News you may have missed #0101

  • Red Army Faction member was on German spy service payroll. German media report that Verena Becker, a former member of the militant student organization Red Army Faction, who was arrested last week in connection with a murder committed thirty years ago, worked as an informant for the German secret services.
  • Pakistanis worried about US embassy expansion. In a rare article in the English-speaking press, The Washington Post examines the Pakistani population’s opposition to the planned expansion of the US embassy in Islamabad.
  • A.Q. Khan tells all about Pakistani nuclear program. Recently released from house arrest, the father of the Pakistani nuclear bomb has given an interview to a Pakistani television station, in which he reveals that Pakistan was able to detonate a nuclear device within a week’s notice in as early as 1984.

Bookmark and Share

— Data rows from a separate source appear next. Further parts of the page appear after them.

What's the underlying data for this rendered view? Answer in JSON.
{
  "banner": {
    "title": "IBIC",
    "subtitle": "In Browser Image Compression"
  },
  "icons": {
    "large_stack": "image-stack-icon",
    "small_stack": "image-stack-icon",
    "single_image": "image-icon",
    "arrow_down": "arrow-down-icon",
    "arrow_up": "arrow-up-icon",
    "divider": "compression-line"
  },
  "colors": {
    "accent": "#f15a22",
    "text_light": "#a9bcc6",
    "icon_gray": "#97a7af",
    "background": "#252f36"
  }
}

Follow

Get every new post delivered to your Inbox.

Join 683 other followers